Andreas Reischek comes from Linz in Upper Austria and was originally a baker. He learned taxidermy on his own and worked in Vienna as a taxidermist and dealer in teaching aids. Ferdinand Hochstetter (1829-1884) of the Vienna k.k. Natural History Court Museum got him a job as a taxidermist and collector with Julius von Haast, director of the Canterbury Museum in Christchurch, New Zealand, which Reischek took in 1877. He collected artifacts for museums in Auckland, Wellington, and Wanganui. Reischek spent a total of twelve years in New Zealand, independently exploring the island and collecting more objects. To finance his stay, he sold and traded collection items. He maintained friendly relations with the Maori, especially with King Tawhiao, who gave him access to the king's land, which was closed to Europeans. In 1889 Reischek returned to Austria. He did not receive the recognition he had hoped he would for for the scientific collection he had brought with him. On nine expeditions, he collected 1200 ethnographic objects, 37 human skulls and 2 Maori mummies. He also brought to Austria self-made specimens of 3000 birds, 120 mammals, 800 fish and reptiles, 2500 plants and numerous geological and mineralogical samples with him back to Austria. 500 objects came from New Zealand, others from Australia and other Pacific areas. From 1892 he worked as a curator and preparator at the Francisco-Carolinum Museum in Linz. Through a donation by banker Carl von Auspitz, Reischek's natural history collection was bequeathed to the Natural History Museum in Vienna, and the Maori objects and human remains to what is now the Vienna World Museum. The Maori skulls remained in the anthropological collection of the Natural History Museum.

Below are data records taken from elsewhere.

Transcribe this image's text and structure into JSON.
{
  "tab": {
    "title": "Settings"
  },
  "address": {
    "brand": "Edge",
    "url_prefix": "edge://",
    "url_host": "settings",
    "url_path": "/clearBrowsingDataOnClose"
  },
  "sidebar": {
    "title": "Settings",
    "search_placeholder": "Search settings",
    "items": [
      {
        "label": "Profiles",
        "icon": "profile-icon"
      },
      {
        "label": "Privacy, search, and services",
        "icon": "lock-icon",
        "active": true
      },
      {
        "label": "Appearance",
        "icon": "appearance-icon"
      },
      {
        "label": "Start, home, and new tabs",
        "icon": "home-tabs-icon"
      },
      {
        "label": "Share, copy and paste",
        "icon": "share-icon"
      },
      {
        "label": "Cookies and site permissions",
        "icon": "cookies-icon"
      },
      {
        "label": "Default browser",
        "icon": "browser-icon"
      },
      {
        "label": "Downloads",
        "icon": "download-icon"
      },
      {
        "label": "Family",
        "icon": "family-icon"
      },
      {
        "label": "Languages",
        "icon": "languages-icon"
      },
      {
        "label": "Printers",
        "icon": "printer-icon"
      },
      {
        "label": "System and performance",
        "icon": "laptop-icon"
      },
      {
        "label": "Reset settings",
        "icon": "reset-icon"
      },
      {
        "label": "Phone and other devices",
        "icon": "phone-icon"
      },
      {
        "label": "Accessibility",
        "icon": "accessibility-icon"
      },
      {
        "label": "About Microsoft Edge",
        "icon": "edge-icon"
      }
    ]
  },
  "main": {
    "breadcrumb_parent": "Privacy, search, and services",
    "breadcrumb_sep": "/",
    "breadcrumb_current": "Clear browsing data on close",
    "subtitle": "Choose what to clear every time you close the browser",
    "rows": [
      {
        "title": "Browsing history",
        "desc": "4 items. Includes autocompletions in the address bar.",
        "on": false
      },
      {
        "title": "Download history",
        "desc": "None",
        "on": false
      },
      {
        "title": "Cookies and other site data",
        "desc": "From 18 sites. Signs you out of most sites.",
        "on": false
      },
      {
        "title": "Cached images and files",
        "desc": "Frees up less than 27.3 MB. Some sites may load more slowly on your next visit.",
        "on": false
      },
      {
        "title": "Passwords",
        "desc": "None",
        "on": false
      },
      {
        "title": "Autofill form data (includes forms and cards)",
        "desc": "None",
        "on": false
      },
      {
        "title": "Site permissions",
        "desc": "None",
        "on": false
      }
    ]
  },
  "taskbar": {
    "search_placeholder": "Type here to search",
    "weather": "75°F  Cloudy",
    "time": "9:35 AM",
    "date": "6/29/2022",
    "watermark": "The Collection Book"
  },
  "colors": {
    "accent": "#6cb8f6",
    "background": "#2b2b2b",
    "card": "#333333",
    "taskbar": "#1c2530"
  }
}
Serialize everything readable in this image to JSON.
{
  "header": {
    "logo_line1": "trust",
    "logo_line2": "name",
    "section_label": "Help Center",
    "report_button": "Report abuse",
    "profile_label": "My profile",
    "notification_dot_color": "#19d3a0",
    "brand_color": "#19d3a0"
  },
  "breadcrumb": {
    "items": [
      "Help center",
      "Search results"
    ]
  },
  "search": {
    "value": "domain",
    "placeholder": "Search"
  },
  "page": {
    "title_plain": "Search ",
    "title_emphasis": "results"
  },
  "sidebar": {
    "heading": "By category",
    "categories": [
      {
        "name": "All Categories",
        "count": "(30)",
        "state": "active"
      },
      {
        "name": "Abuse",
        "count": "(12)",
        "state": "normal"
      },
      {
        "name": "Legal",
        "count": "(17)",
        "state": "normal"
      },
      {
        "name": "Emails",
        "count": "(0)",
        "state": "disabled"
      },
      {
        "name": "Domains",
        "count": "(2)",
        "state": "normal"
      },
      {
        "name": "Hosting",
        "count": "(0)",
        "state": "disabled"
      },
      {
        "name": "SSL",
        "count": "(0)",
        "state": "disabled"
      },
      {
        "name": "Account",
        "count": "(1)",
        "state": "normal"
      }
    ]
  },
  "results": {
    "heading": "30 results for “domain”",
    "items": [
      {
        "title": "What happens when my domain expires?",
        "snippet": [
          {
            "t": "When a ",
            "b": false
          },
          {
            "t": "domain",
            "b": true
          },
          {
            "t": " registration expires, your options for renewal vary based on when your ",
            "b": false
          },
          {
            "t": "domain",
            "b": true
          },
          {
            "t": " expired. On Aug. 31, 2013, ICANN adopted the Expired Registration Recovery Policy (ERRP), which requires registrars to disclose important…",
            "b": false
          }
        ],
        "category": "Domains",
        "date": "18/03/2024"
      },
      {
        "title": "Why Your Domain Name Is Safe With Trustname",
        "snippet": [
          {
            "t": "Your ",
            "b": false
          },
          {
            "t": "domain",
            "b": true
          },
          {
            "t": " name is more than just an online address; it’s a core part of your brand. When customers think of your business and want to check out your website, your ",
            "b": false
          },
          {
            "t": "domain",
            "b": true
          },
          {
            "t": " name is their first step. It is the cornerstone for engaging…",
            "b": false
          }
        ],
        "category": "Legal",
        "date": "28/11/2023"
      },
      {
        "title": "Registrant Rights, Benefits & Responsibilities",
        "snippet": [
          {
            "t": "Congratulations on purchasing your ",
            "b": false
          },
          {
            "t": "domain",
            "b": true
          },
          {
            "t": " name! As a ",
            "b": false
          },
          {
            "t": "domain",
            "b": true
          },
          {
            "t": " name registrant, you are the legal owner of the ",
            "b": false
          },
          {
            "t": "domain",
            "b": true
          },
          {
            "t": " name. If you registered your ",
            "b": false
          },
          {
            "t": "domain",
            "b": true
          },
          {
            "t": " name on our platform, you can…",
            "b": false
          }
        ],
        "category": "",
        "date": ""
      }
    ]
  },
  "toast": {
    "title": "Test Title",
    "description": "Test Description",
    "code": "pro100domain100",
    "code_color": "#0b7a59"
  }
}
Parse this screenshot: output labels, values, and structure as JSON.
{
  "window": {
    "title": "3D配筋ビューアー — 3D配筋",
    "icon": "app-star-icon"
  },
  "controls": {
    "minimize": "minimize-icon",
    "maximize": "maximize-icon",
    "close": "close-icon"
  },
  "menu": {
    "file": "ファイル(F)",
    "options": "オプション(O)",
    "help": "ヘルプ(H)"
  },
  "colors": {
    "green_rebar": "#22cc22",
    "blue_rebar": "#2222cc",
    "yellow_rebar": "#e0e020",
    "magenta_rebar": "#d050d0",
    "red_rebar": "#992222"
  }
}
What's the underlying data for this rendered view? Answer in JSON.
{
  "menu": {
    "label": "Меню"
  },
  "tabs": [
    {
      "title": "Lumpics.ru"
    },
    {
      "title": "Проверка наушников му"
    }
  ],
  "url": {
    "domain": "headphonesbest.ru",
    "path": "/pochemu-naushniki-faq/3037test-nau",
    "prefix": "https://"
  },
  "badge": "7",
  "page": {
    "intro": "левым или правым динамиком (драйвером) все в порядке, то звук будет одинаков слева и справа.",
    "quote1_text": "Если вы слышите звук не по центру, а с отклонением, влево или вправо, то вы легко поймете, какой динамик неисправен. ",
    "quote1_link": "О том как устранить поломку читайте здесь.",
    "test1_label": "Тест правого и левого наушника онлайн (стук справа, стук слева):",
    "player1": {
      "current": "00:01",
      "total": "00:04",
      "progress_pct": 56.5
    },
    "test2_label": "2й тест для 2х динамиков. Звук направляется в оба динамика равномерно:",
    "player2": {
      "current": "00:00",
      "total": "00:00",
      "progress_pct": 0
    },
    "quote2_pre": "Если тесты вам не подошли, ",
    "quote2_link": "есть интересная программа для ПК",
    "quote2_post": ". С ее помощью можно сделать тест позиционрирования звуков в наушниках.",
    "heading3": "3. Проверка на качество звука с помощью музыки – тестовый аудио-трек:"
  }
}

Reischek is criticized today for his collecting methods. He robbed with the support of native Maori, tools, jewelry, carvings, human bones, skulls and two mummies from ancient forbidden burial caves and brought them to Europe. Researcher Erich Kolig (1998: 47) opines: